Project summary

Energy efficient heat pumps will play a crucial role in the future sustainable energy system. The overall goal of the present project is to develop the scientific and technological foundation for high efficiency heat pumps using magnetocaloric technology. The refrigerant in such a device is a solid magnetic material whose temperature increases when magnetised and decreases when demagnetised.

The use of solid-state active regenerator technology has several advantages compared to traditional vapour-compression heat pumps, including high energy efficiency, quiet operation and a lack of toxic or greenhouse contributing gases. Also, the heat transfer fluid within the device can be pumped throughout the entire circuit, obviating the need for the secondary circuits and associated heat exchangers and pumps found in conventional “ground source” heat pumps. However, if magnetocaloric heat pumps are to be realised, a number of issues must be solved, drawing on a complex interplay between several scientific fields.

The key scientific challenges will be characterisation and optimisation of materials for use in the device, development of novel algorithms for modelling optimal hybrid magnet designs combining permanent magnets and electromagnets, as well as efficient regenerator design for high heat transfer performance with low pressure.

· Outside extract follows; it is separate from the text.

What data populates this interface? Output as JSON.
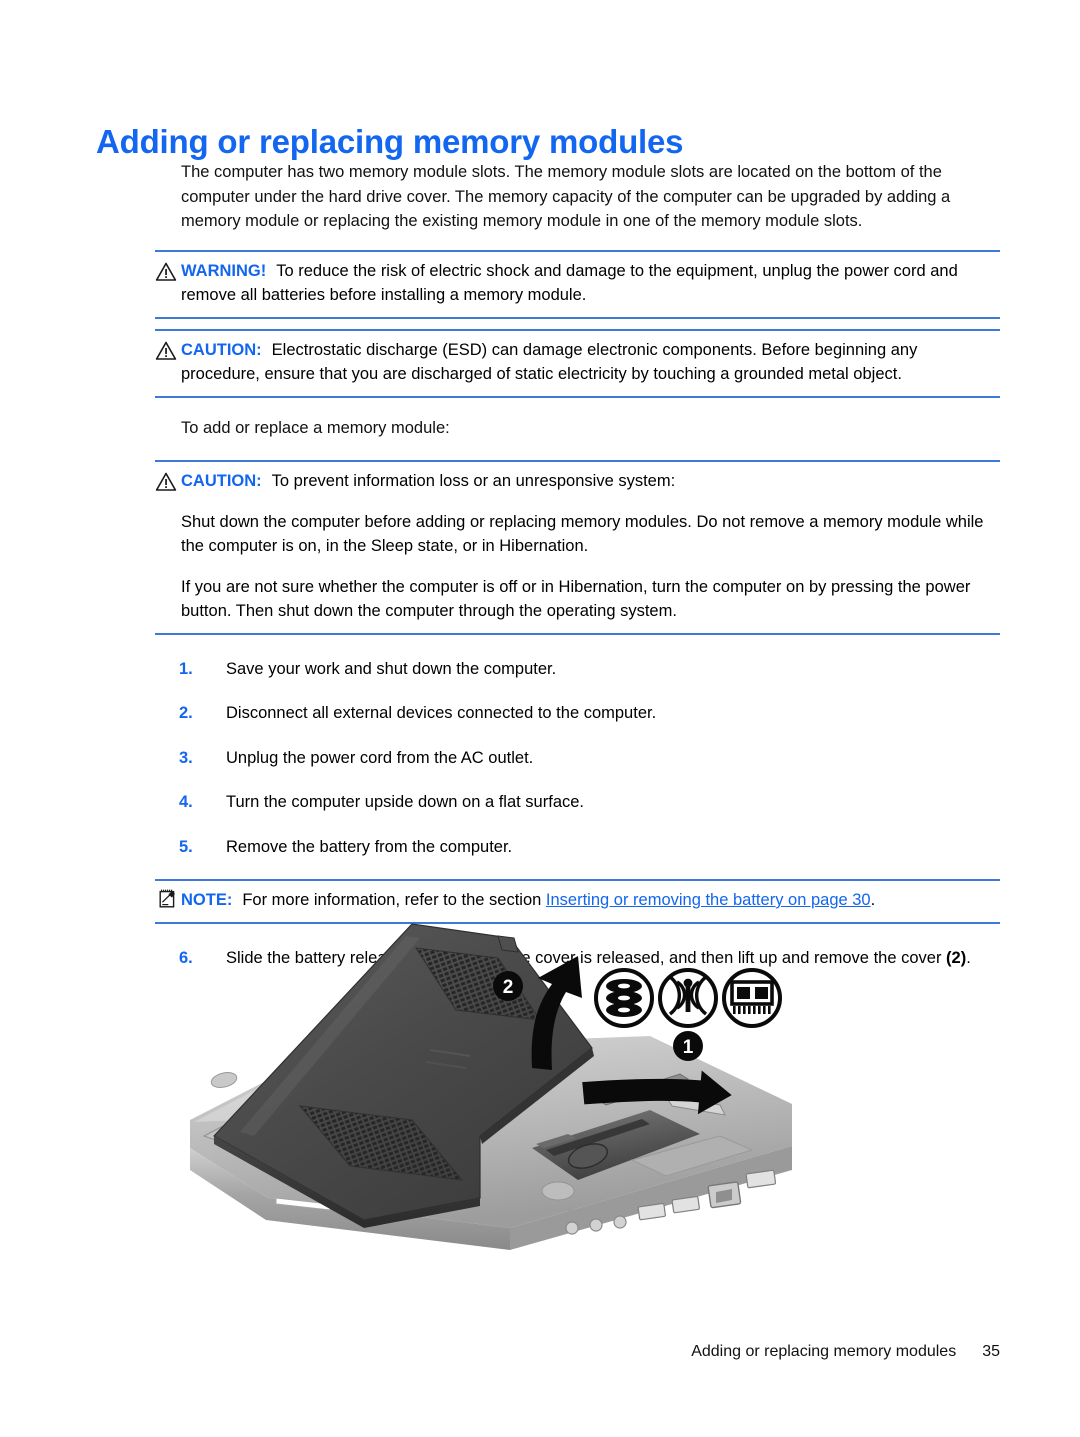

Optimal system operation and integration into buildings will also be addressed. The consortium behind the proposal is headed by one of the world’s foremost research groups within magnetocalorics and includes partners with key expertise within systems analysis, materials and magnets, and building integration. The inclusion of the four industrial partners ensures an effective and timely transfer of project results to industry.